◆ Prompt
Scan the lines below for the string "heart". Reply with how many match, and no other words.

##### Records for the exercise #####

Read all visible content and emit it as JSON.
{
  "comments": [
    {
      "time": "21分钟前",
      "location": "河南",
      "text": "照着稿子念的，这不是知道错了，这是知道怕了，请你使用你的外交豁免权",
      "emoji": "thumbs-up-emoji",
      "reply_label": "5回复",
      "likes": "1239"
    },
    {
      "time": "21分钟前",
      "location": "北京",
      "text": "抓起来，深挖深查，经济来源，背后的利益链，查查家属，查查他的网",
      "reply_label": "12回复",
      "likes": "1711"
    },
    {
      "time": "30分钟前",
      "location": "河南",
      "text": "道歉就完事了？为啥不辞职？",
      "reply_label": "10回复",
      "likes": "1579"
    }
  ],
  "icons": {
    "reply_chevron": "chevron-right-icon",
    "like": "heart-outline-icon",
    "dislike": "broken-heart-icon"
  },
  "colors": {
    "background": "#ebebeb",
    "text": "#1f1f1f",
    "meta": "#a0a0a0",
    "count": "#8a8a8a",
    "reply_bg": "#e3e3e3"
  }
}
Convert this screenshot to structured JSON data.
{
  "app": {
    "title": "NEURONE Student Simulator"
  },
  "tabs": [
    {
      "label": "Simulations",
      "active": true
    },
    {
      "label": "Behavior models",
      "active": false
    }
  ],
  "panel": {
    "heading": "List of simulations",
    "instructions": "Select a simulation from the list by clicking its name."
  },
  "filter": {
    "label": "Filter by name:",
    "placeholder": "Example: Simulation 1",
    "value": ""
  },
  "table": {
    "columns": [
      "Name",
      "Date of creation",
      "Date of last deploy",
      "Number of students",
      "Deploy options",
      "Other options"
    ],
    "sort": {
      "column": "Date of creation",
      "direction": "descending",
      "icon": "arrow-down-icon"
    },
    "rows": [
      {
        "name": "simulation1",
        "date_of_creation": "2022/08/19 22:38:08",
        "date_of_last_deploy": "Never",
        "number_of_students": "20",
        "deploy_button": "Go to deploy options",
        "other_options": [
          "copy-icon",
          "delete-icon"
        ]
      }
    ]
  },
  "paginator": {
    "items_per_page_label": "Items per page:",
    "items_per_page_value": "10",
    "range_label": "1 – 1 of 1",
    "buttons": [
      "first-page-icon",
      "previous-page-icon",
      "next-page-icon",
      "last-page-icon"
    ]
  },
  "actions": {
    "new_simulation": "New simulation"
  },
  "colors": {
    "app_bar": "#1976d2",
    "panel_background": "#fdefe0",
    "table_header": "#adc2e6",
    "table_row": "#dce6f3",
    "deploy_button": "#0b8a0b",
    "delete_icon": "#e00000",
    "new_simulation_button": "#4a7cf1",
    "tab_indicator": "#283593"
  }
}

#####

◆ Solution to the exercise
2